And that’s just the men. There’s no need to go into what modern media has done to the female image. Airbrushing, retouching, and even surgery, are so commonplace that nobody bats an eyelid at the clearly fake and unrealistically perfect people plastered all over magazine covers and television screens. And, now, thanks to Game of Thrones, I’m even starting to believe that every medieval woman had a smoking hot body and a Brazilian. Of all television’s modern stars, only Girls creator Lena Dunham is genuinely flying the flag for normal-bodied folk.

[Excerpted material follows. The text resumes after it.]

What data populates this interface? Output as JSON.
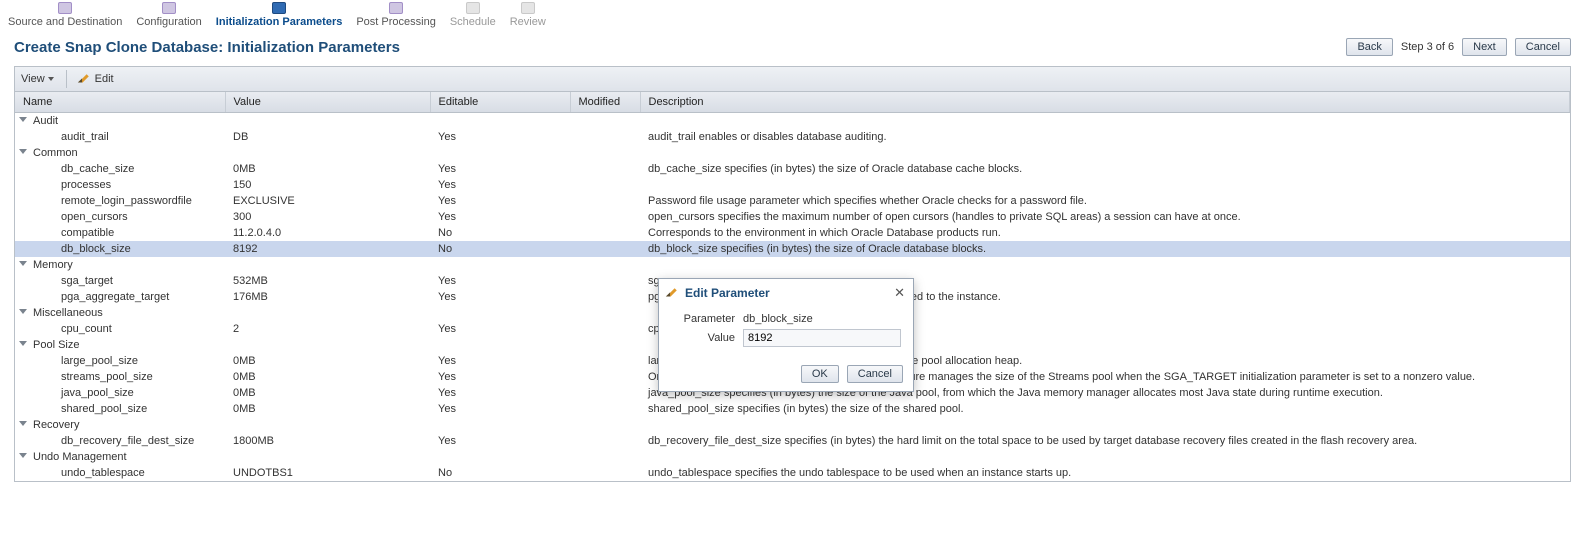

Over the last 25 years, this phenomenon has wormed its way into the world of opera. Ideally, it shouldn’t matter a jot what a singer looks like. Nobody would criticise a javelin thrower for their looks. Who cares, as long as they throw the projectile further than the next person? How ridiculous would it be to criticise a snooker player for his looks? All we want is to see them make a maximum break. We accept Wayne Rooney as a great footballer, despite his somewhat, er, elusive charm, don’t we?
The big difference is that with these examples, we’re not really watching the sportsperson, we’re watching their skill. That’s a pretty tough thing to observe in an opera singer. In fact, the very best singers look as if they’re barely exerting themselves at all to produce that wonderful sound. It’s the lack of obvious skill that is admirable. It’s only natural then that when the people attending opera nowadays can’t see the skill, they will want something pretty to look at instead, therefore it’s becoming more and more important for singers to look as good as they can.
Nonetheless, I cringe when I hear people talking about this or that singer being hot or sexy. I’d much rather hear people admiring their singing and artistry, but I have to accept the fact that as many people now turn up just to see Jonas Kaufmann as to listen to him. (And do, please, give yourself a treat – shut your eyes and have a listen. It’s glorious.)
As much as I dislike this trend, I have to accept it. The simple fact is that opera has to embrace this visual culture in order to survive. People who can sit at home, grazing on their couch as they admire beautiful people on the idiot box, are no longer going to settle for opera singers who look like the gable-end of a house. Directors are placing ever more pressure on casting departments to find singers who “look the part”. This is much tougher than it sounds, because they still have to find someone who can actually sing the role, and who is both available and affordable.
My last two jobs have been Wotan (“leader of the Gods”), and Balstrode (“a retired merchant skipper”). I would venture that the ideal look for both those roles differs considerably from what one might reasonably expect of a Don Giovanni. Nobody really knows what Don Giovanni should ideally look like – Mozart and Da Ponte only gave us the brief description of “a licentious, young nobleman” to go by, rather inconveniently missing out “a bit like that hot, blond vampire from True Blood”.
However you cut it, though, I’m sure Don Giovanni needs to be a little more svelte than Wotan, and considerably lighter on his feet than Balstrode, so it’s back on the wagon, and the rabbit food, for me.